Judge: Jeanne Murray Walker

Winner:
Dan Edelstein

The College Alumni Society Poetry Prizes
awarded to the best original poems by an undergraduate
Judge: Jeanne Murray Walker

First: Brian Cope

Second: Shaleigh Kwok

Third: Yevgeniya Traps

Honorable Mentions: Julie Brown, Joe Breslin, Lauren Rile Smith, Seung-Hae Park

The Phi Kappa Sigma Fiction Prizes
awarded for the best original fiction by an undergraduate
Judge: Jon Volkmer

First (tie): Jeff McCall / Aaron Couch

Second: Morgan Molinoff

Third: Jason Beerman

The Judy Lee Award for Dramatic Writing
awarded to a graduate or undergraduate for the best script (stage, screen, television, or radio)
Judge: Marian X

First: Laura Sieh Chu

Second: Jeff McCall

Third: Joshua Rosenberg

The Lilian and Benjamin Levy Award
awarded for the best review by an undergraduate of a current play, film, book, cd, or performance
Judge: Cynthia Baughman

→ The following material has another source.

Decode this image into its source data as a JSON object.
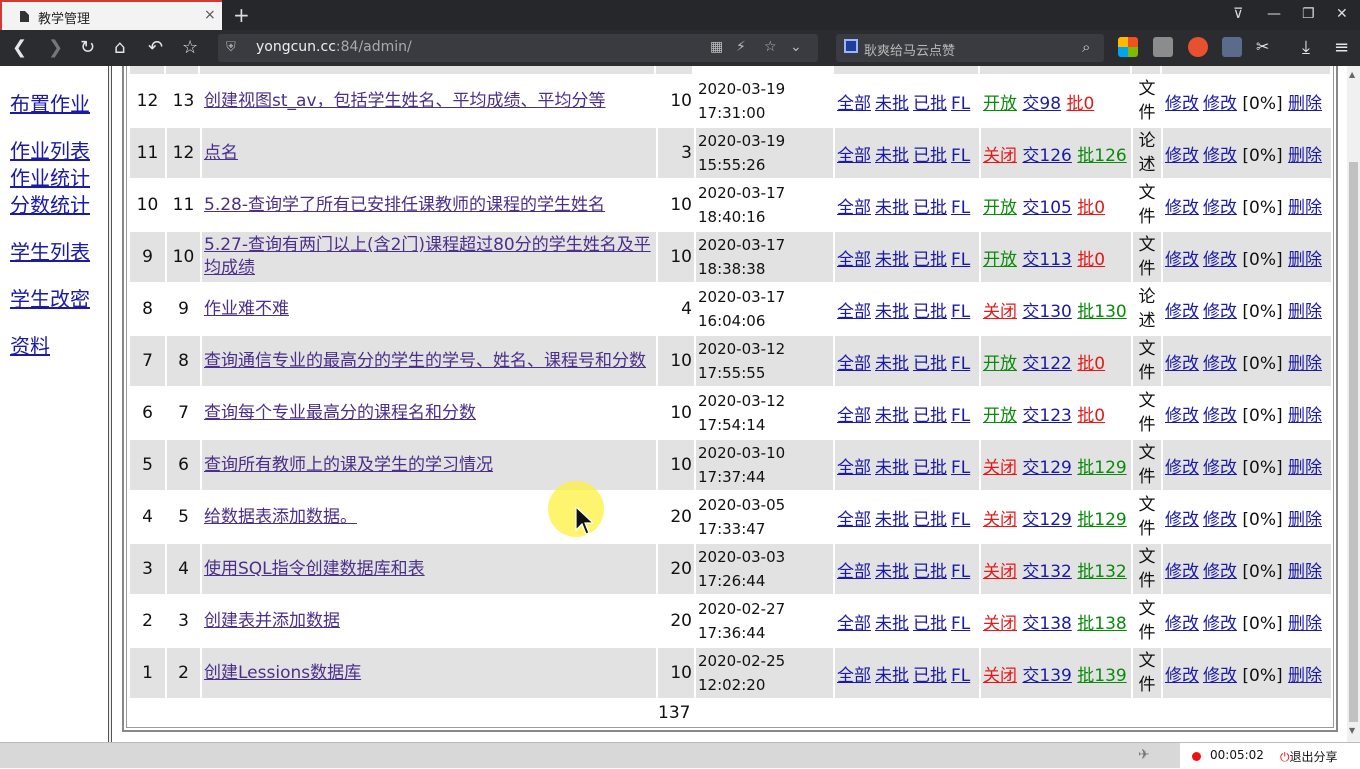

Winner: Aaron Couch

The Ezra Pound Prize for Literary Translation
awarded for the best translation from any language of either verse or prose by a graduate or undergraduate
Judge: Carolyne Wright

Winner: Seung-Hae Jasmine Park